→ WORK TO BE COMPLETED
From the first line to the last, repeat the data exactly but leave out the pictures.

DATA TO USE Start Marker

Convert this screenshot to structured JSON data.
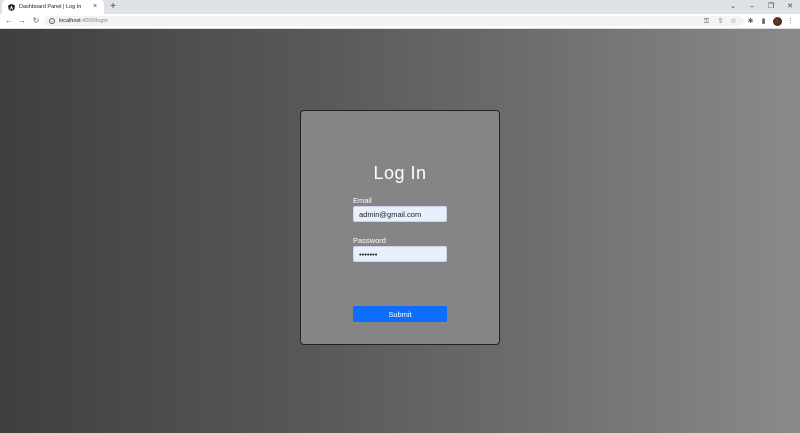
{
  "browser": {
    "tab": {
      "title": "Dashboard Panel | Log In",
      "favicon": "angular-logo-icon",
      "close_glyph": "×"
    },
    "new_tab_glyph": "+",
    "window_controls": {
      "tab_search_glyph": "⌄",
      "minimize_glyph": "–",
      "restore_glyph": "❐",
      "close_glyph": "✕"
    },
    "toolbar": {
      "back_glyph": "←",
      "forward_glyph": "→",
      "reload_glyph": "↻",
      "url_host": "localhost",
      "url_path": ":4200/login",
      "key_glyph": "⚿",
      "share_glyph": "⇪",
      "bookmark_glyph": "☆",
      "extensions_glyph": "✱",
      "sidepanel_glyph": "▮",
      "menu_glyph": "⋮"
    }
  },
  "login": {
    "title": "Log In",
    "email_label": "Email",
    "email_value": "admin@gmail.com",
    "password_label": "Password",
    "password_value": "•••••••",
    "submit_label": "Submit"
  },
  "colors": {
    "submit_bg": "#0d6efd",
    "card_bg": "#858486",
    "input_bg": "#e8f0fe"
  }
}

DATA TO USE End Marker

→ SOLUTION FOR THIS EXERCISE
Convert this screenshot to structured JSON data.
{
  "browser": {
    "tab": {
      "title": "Dashboard Panel | Log In",
      "favicon": "angular-logo-icon",
      "close_glyph": "×"
    },
    "new_tab_glyph": "+",
    "window_controls": {
      "tab_search_glyph": "⌄",
      "minimize_glyph": "–",
      "restore_glyph": "❐",
      "close_glyph": "✕"
    },
    "toolbar": {
      "back_glyph": "←",
      "forward_glyph": "→",
      "reload_glyph": "↻",
      "url_host": "localhost",
      "url_path": ":4200/login",
      "key_glyph": "⚿",
      "share_glyph": "⇪",
      "bookmark_glyph": "☆",
      "extensions_glyph": "✱",
      "sidepanel_glyph": "▮",
      "menu_glyph": "⋮"
    }
  },
  "login": {
    "title": "Log In",
    "email_label": "Email",
    "email_value": "admin@gmail.com",
    "password_label": "Password",
    "password_value": "•••••••",
    "submit_label": "Submit"
  },
  "colors": {
    "submit_bg": "#0d6efd",
    "card_bg": "#858486",
    "input_bg": "#e8f0fe"
  }
}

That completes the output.